“If I presented his case to any sponsor, I would spend a lot of time explaining to them what he did and owning up to the mistake he made and the different person he is,” Hendrick said. I know that’s not going to be easy.”
He knew of Larson’s abilities and knew that all he had to do was sign him and the rest would work itself out. Sunday was a cumulation of all of that. He won in just his fourth race with the team. He’d end up earning nine wins in the season. He had six career wins entering.
Larson, led 2,577 laps this season. Took home 17 stage wins in the process. He had 3,213 laps led in his previous 223 starts to go along with 56 top fives. He had 20 top fives this season alone.
But, to get Larson, Hendrick had to changed his approach. He now allows his drivers to race outside of NASCAR. Chase Elliott and Alex Bowman showed up at more dirt races over last offseason and through this 36 race campaign.
“I don’t want to see him get hurt, but this is his love and I think it makes him sharper,” Hendrick said. “As long as it doesn’t interfere.”
Larson, won the Chili Bowl again. He won the Kings Royal. He won the BC 39. He won the Knoxville Nationals. That’s just away from the Cup circuit. Here, he won the Coca-Cola 600, the Bristol Night Race and now the championship.
After 46 wins last year away from NASCAR, he starts and ends 2021 with trips to victory lane. The last one was for a title.
From the lowest of lows to the highest of highs. This is the ultimate redemption story.

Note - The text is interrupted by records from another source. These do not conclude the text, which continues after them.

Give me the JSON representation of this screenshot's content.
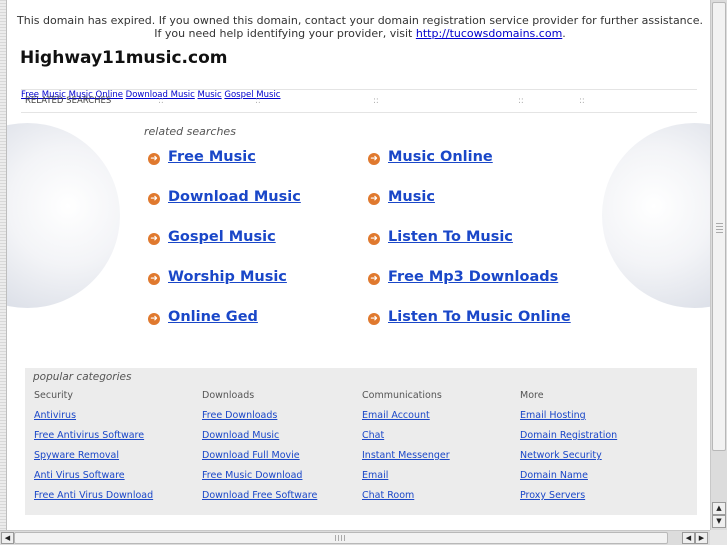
{
  "notice": {
    "text": "This domain has expired. If you owned this domain, contact your domain registration service provider for further assistance. If you need help identifying your provider, visit",
    "link": "http://tucowsdomains.com",
    "end": "."
  },
  "site_title": "Highway11music.com",
  "related_bar": {
    "label": "RELATED SEARCHES",
    "separator": "::",
    "links": [
      "Free Music",
      "Music Online",
      "Download Music",
      "Music",
      "Gospel Music"
    ]
  },
  "related": {
    "label": "related searches",
    "bullet_icon": "arrow-circle-icon",
    "left": [
      "Free Music",
      "Download Music",
      "Gospel Music",
      "Worship Music",
      "Online Ged"
    ],
    "right": [
      "Music Online",
      "Music",
      "Listen To Music",
      "Free Mp3 Downloads",
      "Listen To Music Online"
    ]
  },
  "popular": {
    "title": "popular categories",
    "columns": [
      {
        "heading": "Security",
        "links": [
          "Antivirus",
          "Free Antivirus Software",
          "Spyware Removal",
          "Anti Virus Software",
          "Free Anti Virus Download"
        ]
      },
      {
        "heading": "Downloads",
        "links": [
          "Free Downloads",
          "Download Music",
          "Download Full Movie",
          "Free Music Download",
          "Download Free Software"
        ]
      },
      {
        "heading": "Communications",
        "links": [
          "Email Account",
          "Chat",
          "Instant Messenger",
          "Email",
          "Chat Room"
        ]
      },
      {
        "heading": "More",
        "links": [
          "Email Hosting",
          "Domain Registration",
          "Network Security",
          "Domain Name",
          "Proxy Servers"
        ]
      }
    ]
  },
  "scrollbar": {
    "up": "▲",
    "down": "▼",
    "left": "◀",
    "right": "▶"
  },
  "colors": {
    "link": "#1a47c8",
    "bullet": "#e0792e",
    "panel": "#ececec"
  }
}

“I had a lot of thoughts, a lot of thoughts there those last — really since before intros, right before intros it all hit me. I had tears running down my face just doing the ride-around. The crowd was cheering loud, and it was just a different atmosphere than I’ve ever been a part of.
“This event was crazy. This format is wild. I’m glad we were able to get it done. And yes, a big shout-out to my parents for getting me involved in racing, my dad for everything he did, building my go-karts when I was young to get me playing around, my mom for videotaping every lap I ever raced and giving me something I could look at and study and get better.
“Gosh, so cool, I cannot believe it.”